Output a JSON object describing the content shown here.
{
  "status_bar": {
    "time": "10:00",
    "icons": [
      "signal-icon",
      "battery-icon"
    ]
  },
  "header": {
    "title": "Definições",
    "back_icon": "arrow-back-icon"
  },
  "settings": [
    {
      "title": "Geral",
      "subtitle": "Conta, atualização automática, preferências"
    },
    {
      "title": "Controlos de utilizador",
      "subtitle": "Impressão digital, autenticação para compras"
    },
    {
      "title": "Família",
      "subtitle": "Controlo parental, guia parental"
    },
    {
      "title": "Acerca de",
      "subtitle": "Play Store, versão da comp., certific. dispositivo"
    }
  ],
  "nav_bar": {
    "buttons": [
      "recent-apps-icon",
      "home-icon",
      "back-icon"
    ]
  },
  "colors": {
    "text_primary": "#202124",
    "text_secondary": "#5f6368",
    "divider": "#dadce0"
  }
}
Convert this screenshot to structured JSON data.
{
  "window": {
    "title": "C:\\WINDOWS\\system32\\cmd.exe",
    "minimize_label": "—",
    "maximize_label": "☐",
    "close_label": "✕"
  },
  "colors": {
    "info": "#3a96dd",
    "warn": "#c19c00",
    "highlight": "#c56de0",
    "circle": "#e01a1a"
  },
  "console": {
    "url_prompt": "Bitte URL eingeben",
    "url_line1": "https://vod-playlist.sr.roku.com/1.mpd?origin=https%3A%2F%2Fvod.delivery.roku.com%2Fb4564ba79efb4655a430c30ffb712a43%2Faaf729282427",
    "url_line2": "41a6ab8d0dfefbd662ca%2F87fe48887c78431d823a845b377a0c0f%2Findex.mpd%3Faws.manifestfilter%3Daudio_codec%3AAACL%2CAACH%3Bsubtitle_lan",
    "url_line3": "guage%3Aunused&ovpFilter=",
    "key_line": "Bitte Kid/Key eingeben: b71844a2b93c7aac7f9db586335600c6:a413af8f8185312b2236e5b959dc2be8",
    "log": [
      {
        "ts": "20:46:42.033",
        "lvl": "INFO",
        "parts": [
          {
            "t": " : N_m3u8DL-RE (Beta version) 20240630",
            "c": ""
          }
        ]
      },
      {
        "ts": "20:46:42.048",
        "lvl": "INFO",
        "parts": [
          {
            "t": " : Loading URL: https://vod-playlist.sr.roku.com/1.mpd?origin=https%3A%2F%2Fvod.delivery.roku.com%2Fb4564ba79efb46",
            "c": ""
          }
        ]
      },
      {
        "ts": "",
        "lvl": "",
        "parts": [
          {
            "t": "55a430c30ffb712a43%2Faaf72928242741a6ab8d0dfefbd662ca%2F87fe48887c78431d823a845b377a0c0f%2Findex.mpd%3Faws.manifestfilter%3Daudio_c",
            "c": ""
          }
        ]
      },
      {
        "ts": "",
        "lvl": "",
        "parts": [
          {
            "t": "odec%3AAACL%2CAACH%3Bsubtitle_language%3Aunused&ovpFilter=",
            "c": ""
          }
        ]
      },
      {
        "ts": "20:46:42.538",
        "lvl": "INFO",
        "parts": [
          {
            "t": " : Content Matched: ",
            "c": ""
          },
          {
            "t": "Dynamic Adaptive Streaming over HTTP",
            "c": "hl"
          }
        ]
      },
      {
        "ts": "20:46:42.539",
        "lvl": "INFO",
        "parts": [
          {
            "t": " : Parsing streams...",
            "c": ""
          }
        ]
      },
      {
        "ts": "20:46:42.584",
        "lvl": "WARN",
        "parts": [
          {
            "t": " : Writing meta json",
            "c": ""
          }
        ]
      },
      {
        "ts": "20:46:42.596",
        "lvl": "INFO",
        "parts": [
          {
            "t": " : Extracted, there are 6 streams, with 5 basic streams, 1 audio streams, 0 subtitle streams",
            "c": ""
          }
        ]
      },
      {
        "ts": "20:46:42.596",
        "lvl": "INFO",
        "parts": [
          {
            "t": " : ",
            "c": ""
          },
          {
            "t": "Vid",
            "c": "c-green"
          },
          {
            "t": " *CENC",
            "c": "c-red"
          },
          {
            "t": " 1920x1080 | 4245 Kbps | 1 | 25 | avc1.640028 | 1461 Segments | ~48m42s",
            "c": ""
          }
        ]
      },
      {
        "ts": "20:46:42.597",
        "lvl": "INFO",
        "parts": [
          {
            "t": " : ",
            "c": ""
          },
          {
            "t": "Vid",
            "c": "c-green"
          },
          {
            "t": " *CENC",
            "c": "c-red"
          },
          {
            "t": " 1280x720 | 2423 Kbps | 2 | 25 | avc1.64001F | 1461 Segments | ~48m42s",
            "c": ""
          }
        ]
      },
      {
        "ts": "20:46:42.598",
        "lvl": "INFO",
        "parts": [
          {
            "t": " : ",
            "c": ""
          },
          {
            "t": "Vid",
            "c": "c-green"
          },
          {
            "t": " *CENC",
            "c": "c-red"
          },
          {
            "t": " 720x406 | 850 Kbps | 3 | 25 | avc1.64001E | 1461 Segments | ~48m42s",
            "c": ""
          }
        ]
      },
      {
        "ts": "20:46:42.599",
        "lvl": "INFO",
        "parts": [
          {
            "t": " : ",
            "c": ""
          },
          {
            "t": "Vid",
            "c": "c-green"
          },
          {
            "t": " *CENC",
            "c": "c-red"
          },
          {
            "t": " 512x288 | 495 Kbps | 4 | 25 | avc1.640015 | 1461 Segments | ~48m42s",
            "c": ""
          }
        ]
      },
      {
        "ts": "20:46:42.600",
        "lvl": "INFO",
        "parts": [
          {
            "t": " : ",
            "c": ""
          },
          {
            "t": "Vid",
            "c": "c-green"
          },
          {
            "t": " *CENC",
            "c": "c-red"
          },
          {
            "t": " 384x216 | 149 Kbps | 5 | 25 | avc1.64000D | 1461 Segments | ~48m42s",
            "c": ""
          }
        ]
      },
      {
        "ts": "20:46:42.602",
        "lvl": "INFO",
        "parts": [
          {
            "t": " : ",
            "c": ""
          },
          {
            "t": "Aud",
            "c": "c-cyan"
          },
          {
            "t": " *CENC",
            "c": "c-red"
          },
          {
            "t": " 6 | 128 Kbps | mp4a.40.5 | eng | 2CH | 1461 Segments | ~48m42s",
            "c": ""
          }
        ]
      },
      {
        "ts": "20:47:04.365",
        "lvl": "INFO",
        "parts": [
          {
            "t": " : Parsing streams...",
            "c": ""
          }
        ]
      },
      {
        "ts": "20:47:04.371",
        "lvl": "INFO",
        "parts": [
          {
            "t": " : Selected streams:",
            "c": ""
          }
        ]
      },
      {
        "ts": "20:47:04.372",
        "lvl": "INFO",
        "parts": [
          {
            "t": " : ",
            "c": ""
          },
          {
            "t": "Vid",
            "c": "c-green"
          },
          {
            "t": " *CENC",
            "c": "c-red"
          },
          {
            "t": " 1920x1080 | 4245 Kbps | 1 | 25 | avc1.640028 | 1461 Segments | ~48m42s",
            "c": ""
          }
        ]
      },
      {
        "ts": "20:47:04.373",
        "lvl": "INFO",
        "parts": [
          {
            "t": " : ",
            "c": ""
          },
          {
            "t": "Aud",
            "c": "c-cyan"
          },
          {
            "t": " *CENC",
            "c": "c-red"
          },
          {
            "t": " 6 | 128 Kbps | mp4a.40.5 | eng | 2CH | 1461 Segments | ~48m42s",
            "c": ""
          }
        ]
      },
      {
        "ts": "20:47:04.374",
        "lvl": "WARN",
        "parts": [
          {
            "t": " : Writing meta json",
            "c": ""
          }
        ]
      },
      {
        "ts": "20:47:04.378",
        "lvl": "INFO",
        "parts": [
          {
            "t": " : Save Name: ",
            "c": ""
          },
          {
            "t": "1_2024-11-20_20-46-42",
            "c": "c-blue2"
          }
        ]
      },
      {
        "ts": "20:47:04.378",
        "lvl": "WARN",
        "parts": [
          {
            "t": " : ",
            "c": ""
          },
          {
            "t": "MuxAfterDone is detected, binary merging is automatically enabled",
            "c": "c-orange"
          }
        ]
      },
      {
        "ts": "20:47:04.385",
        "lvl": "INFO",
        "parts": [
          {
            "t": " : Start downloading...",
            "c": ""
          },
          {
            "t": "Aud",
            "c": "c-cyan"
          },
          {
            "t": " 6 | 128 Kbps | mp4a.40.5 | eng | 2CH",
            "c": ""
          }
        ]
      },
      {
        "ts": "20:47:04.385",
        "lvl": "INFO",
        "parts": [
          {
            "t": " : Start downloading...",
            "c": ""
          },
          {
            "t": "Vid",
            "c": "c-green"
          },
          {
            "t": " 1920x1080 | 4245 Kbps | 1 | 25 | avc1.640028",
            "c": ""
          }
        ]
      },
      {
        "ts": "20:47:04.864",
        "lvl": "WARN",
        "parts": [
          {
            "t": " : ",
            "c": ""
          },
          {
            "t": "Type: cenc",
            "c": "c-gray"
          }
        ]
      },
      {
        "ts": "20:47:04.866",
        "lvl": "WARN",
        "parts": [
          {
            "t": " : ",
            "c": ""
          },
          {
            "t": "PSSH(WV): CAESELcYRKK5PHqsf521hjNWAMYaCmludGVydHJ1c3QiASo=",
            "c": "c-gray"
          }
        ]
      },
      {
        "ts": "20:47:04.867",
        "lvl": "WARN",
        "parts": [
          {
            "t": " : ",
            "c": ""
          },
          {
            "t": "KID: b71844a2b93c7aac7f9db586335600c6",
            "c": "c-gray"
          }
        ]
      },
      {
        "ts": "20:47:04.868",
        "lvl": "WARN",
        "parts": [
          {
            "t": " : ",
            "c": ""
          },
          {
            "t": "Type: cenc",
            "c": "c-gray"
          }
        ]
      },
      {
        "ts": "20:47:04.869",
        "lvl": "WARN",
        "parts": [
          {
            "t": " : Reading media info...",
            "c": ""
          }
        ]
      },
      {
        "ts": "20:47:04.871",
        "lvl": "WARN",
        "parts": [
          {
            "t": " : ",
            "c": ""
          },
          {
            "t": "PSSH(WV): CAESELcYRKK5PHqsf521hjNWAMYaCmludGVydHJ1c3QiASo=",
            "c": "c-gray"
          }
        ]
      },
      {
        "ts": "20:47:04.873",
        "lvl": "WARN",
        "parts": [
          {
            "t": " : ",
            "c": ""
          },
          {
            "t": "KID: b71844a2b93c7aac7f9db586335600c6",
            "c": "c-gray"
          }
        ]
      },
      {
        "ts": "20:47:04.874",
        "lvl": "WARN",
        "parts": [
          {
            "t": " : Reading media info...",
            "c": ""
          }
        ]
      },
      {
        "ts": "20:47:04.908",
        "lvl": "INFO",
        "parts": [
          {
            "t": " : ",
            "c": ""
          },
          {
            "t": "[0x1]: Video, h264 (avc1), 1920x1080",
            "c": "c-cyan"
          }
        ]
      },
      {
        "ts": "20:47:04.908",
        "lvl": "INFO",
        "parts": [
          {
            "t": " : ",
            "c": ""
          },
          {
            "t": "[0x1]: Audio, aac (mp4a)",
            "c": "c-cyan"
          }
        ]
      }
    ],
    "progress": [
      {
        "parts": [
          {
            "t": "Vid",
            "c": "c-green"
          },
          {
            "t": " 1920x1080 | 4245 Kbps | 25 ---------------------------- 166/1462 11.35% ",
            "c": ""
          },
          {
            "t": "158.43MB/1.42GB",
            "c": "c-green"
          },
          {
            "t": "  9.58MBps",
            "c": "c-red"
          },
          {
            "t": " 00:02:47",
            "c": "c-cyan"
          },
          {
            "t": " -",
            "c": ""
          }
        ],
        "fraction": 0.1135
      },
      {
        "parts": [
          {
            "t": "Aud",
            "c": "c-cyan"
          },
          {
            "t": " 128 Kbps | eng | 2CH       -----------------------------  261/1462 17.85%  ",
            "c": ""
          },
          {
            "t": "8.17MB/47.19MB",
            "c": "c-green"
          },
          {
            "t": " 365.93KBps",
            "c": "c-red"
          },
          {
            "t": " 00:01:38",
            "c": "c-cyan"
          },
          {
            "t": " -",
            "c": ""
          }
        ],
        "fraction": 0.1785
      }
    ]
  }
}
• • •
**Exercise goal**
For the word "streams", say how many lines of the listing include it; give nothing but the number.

**Response for this exercise**
4